The bottom line is that the boardroom needs to view cybersecurity as foundational to almost everything an organization does. There is reason to be sanguine about the boards’ role in a cybersecurity program. Earlier this year, Gartner predicted that by 2025, “40% of boards of directors will have a dedicated cybersecurity committee overseen by a qualified board member, up from less than 10% today.” Further, the Federal Trade Commission (FTC) recently highlighted the importance for corporate boards to do what they can to ensure that consumer and employee data is protected. The FTC would go on to make five common-sense recommendations for boards of directors to follow:

  • Make Data Security a Priority.

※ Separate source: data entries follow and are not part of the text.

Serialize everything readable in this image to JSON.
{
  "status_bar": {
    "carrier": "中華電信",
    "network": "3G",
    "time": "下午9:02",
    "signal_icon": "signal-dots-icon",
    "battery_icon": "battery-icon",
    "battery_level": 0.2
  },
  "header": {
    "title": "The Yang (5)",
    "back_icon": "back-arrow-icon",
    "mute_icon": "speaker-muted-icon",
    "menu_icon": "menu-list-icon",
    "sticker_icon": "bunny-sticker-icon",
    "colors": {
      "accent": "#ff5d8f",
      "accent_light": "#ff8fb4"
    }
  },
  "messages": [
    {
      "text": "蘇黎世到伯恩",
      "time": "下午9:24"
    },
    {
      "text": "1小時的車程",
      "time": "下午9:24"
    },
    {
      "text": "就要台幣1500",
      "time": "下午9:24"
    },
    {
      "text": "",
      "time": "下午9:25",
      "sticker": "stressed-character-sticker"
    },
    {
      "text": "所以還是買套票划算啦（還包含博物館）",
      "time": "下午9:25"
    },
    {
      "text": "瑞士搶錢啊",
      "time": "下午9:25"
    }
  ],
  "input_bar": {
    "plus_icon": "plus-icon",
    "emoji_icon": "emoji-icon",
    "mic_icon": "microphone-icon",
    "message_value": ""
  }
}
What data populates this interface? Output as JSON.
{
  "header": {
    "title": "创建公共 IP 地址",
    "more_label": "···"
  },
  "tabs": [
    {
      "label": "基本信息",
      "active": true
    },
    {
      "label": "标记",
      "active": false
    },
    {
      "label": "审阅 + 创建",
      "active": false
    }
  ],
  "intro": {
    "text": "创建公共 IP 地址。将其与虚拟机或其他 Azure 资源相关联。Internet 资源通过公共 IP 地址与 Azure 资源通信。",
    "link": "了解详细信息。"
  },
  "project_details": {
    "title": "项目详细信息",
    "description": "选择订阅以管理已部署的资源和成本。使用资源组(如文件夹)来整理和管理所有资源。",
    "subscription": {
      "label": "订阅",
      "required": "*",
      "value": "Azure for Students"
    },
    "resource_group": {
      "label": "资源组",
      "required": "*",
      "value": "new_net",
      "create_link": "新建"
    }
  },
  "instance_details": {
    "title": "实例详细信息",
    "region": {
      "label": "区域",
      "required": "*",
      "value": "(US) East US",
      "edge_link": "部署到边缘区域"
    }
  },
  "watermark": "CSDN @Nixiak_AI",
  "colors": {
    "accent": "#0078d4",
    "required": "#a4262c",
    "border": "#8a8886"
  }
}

As the FTC notes, there’s no one-size-fits-all formula, but strategies include building a team of stakeholders from across your organization; establishing board-level oversight; and holding regular security briefings to keep the board informed, engaged, and updated.
  • Understand the Cybersecurity Risks and Challenges Your Company Faces. A strong cybersecurity program starts at the top, from setting priorities to allocating the resources necessary to ensure effective security.
  • Don’t Confuse Legal Compliance with Security. Meeting compliance obligations and requirements a “check the box” approach — doesn’t necessarily translate into good security. Boards should ensure that their security programs are tailored to their companies’ unique and evolving needs, priorities, technology, and data.
  • It’s More Than Just Prevention. Recent breaches have demonstrated the importance of both a strong data security program and a robust incident response plan. Use your peacetime to prepare — time is of the essence. This checklist protect your data may help.
  • Learn From Mistakes. In the wake of a cyber event, take the opportunity to conduct a post-mortem learn from the incident and improve your program.

At Constella Intelligence, we understand that executives and other high-profile individuals lead high-risk, mobile livesincreasing vulnerability to cyber risk. Whether it’s an online impersonation, leaked credentials, or confidential information exposed, cybersecurity vulnerabilities can lead to severe reputational, financial, and legal damage. Constella Executive Protection helps organizations quickly identify and remediate emerging digital threats targeting your people and your brand.

Learn how Constella helps executives and high-profile individuals.